The Central Bank's digital trawl is looking for information about 40-sample loans to big developers which the State's banking watchdog has identified.
It has already examined the paperwork in relation to these loans, which was in many cases lacking, so the emails may be able to supply it with more information.
Linking the emails and loans to Fingleton himself is made more difficult by his aversion to using computers.
The multimillionaire banker preferred emails to be sent to his personal assistant, making it hard to prove that he actually read them. Sometimes he gave a response, but at other times his response was given by unrecorded telephone calls.
The Central Bank declined to respond to specific questions on Irish Nationwide.
In a statement it said: "As discussed in relation to the investigation of historical lending practices at INBS (Irish Nationwide), the investigation is at an advanced stage and, once concluded, decision regarding any possible future enforcement proceedings will be made. I cannot comment any further on this."
The Central Bank confirmed, however, that it would be prepared to hand over the emails and any other relevant information to a banking inquiry if it ever goes ahead.
"In relation to a possible future banking inquiry, the Central Bank would co-operate fully with any inquiry in line with legislative requirements," the Central Bank said.

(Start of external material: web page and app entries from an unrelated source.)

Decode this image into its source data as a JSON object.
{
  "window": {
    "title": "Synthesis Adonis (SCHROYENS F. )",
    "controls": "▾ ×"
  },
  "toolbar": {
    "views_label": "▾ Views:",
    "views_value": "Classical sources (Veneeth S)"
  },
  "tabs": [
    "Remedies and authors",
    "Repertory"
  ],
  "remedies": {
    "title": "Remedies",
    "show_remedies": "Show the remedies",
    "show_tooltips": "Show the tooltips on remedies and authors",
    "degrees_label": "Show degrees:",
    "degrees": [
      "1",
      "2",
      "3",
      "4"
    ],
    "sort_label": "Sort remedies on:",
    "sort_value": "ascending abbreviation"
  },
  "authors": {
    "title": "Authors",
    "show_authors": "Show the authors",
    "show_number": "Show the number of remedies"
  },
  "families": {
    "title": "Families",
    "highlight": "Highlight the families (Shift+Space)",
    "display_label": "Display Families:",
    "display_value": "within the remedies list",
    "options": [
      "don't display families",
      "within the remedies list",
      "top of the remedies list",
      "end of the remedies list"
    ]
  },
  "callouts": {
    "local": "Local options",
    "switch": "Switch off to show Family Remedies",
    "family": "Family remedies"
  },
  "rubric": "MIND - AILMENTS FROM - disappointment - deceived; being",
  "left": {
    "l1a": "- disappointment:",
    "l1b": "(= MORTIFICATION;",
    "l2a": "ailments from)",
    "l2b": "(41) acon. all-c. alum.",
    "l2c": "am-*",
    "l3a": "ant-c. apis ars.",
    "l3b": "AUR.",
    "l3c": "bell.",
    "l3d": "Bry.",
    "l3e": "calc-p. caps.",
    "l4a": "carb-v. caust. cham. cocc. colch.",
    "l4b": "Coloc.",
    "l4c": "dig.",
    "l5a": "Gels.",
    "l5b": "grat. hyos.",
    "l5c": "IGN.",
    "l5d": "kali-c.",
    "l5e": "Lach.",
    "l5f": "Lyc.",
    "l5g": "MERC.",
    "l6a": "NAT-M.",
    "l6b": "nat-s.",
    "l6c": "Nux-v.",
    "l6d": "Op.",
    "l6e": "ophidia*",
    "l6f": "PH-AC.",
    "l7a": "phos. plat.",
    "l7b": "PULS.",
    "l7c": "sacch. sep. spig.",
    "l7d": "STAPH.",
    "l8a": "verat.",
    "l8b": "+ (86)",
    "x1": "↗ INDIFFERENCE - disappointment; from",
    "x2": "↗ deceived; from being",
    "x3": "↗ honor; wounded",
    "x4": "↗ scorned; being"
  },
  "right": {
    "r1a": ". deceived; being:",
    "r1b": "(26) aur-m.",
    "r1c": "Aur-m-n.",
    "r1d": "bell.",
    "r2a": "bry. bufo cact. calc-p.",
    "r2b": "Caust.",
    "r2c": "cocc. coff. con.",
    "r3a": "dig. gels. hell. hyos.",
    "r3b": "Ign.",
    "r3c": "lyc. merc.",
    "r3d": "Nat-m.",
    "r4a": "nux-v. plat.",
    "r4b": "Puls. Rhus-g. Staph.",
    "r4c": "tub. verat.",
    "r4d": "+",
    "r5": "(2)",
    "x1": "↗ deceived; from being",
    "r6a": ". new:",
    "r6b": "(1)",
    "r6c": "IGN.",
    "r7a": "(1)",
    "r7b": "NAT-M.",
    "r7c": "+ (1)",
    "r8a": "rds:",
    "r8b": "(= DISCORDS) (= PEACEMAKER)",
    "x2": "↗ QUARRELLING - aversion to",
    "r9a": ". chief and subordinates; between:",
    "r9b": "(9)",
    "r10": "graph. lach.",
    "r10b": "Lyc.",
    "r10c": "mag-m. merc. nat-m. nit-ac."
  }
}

The best-selling Fingers, by Tom Lyons and Richard Curran, which was published by Gill & McMillan, details the breakdown of controls and any semblance of conservative banking inside Irish Nationwide.
In the Anglo Tapes it has separately emerged that even senior executives in Anglo Irish Bank viewed the society as being in a league of its own when it came to corporate governance failure and vulnerability to collapse.
An unnamed English fund manager is recorded asking John Bowe, Anglo's head of treasury: "Do you think the Irish Nationwide management, from what you've read about them and things, get it, because we've met them and, to be honest, things are terrifying."
"Well when you said management I was a little bit lost there, I wasn't sure who you were talking about," Bowe replied. "I mean they have a very strong personality in their CEO and it's difficult to see what the management team is beyond that, so if you're asking me does Mr Fingleton get it? I don't know, I really don't know. You know the guy is in his 70s.
"He's a very wealthy man," Bowe continued, "and he's got an inordinate amount of money paid into his pension scheme – he's looking to cash out, that would be my view. I'm not expressing an Anglo view, it's just a personal view."